A Winwood Read Christmas

A Winwood Read Christmas

by Watson J. Holmes

It was early December of 1861, as I recall when Master Sherlock Holmes came to me with a specific request:

“Did Winwood Reade ever write a Christmas story, papa?”

The lad had just finished reading Martyrdom of Man for the second time, and even though he had deduced that Santa Claus was mythical and the same for most of Christendom, he still had a child’s desire to enjoy the season. Alway glad to indulge the intellect of any of my children, I went over to the bookcase and pulled down The Veil of Isis, or Mysteries of the Druids by that same Winwood Reade, author of what, in my mind, was the most remarkable book ever penned. I had definitely won Sherlock over to my side, while Mycroft preferred books of abstract figures.

Leafing through the pages to the very end of the book, I sat down in my big chair, the one with room for Sherlock to squeeze in beside me, and started to read aloud.

“‘Let us imagine ourselves in the hall of some old-fashioned country mansion,’” it began.

“But we are in an old-fashioned country mansion!” Sherlock protested.

“Handy thing that,” I replied. “But that is what Reade has for us, see?”

I let him glimpse the page, but not long enough for him to read ahead as I knew he would.

“‘Let it be Christmas-night, and at that hour when merriment and wine has flushed every face, and glowed into every heart.’”

“Are they so drunk the wine is now splashing on their face as they drink?” Sherlock asked. “I shall need to make a note of that behaviour, if so.”

“No, no, just descriptive license,” I said, and continued, “‘And now I will paint to you a young maiden who embraced in the arms of her lover is whirled round the hall, her eyes sparkling, her white bosom heaving and her little feet scarce seeming to touch the floor.’”

“Is the lover whirling her to get her bosoms to heave like that? Are they going to heave out of her blouse? Mycroft seems to have hopes of bosoms heaving out of blouses a lot. Is Mycroft the boy in the story?”

“Shush, Sherlock! There’s another talk I think we’ll need to have soon enough about your brother and bosoms. Let’s get back to the story.”

“‘They pause for a moment. An old lady with an arch twinkle in her eye whsipers something to her partner, he nods and smiles; she blushes and turns her eyes, pretending not to hear.’”

“Ooooh, that old lady is the villain of the tale. I bet she’s like grandmere Vernet-Rionne, and she steals the tarts meant for her grandson.”

“You have a keen eye for villains, Sherlock. That will serve you well.”

“My maths tutor is truly evil, papa. You should dispatch him before he brings us grief.”

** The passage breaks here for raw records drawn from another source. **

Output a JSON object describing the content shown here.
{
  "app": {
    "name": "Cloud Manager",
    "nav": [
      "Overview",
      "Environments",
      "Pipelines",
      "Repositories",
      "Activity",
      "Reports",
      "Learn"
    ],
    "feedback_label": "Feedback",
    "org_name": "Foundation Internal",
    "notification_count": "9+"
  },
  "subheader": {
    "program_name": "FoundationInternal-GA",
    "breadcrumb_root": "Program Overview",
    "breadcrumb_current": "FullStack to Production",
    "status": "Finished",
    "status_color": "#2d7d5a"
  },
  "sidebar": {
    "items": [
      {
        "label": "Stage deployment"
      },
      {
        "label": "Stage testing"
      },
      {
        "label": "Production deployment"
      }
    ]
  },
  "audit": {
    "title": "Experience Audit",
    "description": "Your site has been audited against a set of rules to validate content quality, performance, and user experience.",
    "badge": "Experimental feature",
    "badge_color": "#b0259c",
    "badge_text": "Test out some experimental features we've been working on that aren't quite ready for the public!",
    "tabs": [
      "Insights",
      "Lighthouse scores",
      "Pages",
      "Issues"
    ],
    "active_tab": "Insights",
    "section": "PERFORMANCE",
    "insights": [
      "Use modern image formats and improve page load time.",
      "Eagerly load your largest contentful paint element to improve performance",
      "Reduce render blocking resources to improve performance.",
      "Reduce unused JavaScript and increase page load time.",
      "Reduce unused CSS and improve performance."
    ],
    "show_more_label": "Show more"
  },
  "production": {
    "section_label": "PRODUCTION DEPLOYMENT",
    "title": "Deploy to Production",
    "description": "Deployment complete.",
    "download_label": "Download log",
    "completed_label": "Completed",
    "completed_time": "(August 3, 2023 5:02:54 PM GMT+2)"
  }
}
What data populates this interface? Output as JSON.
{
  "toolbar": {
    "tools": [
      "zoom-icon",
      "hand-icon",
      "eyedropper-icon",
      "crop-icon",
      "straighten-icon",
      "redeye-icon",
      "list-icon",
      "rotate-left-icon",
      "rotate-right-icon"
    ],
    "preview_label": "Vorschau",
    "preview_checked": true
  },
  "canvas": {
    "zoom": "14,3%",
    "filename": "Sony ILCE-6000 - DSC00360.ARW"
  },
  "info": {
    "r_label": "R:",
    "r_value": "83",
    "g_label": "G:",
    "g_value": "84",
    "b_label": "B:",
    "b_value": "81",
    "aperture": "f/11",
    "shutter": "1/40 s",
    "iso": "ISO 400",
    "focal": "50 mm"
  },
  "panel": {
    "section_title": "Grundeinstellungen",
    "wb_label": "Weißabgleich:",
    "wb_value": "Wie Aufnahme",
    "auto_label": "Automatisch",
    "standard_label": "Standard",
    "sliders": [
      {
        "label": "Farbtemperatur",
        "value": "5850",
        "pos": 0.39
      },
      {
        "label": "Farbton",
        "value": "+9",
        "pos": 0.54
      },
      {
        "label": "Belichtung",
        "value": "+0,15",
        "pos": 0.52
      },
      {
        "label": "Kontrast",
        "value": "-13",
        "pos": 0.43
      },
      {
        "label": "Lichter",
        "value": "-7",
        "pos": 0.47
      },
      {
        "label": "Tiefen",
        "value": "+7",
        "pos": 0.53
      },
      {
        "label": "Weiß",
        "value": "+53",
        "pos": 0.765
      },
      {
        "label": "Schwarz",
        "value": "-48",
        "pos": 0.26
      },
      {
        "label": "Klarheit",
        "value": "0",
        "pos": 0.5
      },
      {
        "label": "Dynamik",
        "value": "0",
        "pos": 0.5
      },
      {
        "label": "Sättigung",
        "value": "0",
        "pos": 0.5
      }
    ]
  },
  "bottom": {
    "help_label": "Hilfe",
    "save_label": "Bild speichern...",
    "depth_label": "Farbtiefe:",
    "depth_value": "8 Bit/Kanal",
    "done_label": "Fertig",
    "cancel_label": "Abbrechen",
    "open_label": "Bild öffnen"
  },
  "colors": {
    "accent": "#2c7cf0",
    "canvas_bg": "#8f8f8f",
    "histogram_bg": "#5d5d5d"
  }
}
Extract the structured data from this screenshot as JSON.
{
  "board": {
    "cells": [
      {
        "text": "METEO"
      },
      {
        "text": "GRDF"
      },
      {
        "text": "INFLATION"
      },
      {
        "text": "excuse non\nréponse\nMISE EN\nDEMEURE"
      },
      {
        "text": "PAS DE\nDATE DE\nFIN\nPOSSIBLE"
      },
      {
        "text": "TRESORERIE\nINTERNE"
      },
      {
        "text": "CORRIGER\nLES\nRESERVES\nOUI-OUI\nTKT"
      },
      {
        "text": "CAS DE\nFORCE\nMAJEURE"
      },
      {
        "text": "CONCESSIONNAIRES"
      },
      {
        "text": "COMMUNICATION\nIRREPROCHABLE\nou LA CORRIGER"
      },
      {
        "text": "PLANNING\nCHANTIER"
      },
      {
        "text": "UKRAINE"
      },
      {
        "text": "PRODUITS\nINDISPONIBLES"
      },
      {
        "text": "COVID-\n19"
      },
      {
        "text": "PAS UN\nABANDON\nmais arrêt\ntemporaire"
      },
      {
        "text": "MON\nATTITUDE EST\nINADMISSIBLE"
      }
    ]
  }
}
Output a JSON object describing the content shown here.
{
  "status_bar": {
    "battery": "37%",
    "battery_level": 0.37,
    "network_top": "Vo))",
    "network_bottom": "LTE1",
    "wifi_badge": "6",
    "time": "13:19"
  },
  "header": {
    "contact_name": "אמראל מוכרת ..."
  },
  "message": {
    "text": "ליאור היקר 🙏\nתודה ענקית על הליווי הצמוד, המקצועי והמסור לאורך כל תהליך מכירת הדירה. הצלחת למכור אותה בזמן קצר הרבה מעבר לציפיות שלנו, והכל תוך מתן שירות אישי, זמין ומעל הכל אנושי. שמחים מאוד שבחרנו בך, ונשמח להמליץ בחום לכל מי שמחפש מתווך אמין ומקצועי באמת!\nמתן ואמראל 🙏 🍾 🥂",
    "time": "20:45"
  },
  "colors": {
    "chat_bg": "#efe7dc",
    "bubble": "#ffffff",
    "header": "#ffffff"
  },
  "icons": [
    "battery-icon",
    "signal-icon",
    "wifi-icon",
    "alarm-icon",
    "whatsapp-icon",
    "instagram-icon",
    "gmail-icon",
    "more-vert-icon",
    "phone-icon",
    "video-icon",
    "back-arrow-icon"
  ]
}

“For now let’s enjoy Christmas and this lovely tale, shall we? ‘They join the dance again, when suddenly he stays her in the center of the hall. Above their heads droops down a beautiful plant with pale white berries and leaves of a delicate green.’”

“THE TRAP! I KNEW IT! The old lady wants the berries to fall into the bosom girl’s mouth and poison her!”

“Hold, Sherlock, hold! What have I told you about theorizing before you get all the facts? Listen to this: ‘He stoops and gives her the-kiss-under-the-mistletoe. All laugh and follow his example till the scene vies the revels of the ancient Bacchanals.’”

“Ugh. You can’t have orgies at Christmas,” Sherlock said, face contorted with disgust.

“Apparently your brother has been teaching you a bit more than I realized.”

“No, Winwood Reade, papa. You know, the part in Martydom of Man about Spendius and Matho. ‘Venerabl senators, ladies of gentle birth, innocent children, had fallen into the hands of the brutal mutineers, and had been crucified, torn to pieces, tortured to death in a hundred ways. During the awful orgies . . .’ You know the part.”

“Apparently not as well as you, my lad. Have I ever explained to you about how your mind is a little brain-attic of limited size and you must be careful what furniture you put in it? Perhaps we should move you to something other than Winwood Reade for a while.”

“So the bosom girl didn’t get torn to pieces and tortured to death?”

“No, Sherlock, she didn’t get torn to pieces and tortured to death. Winwood Reade is just talking about a lovely holiday party with dancing, like your aunt has every year.”

“My cousins seem like they want to torture me sometimes at that party.”

“As I said, you have a keen eye for villains. Never lose that, and prepare yourself for dealing with them. How about a little Christmas singlestick?”

“YAY!” Sherlock exclaimed, hopped up, and ran for the sticks.

What followed was a merry Christmas thrashing, as no singlestick training in the world prepares you to fight an opponent of half your size and twice your energy. But it got him off Winwood Reade until at least the new year.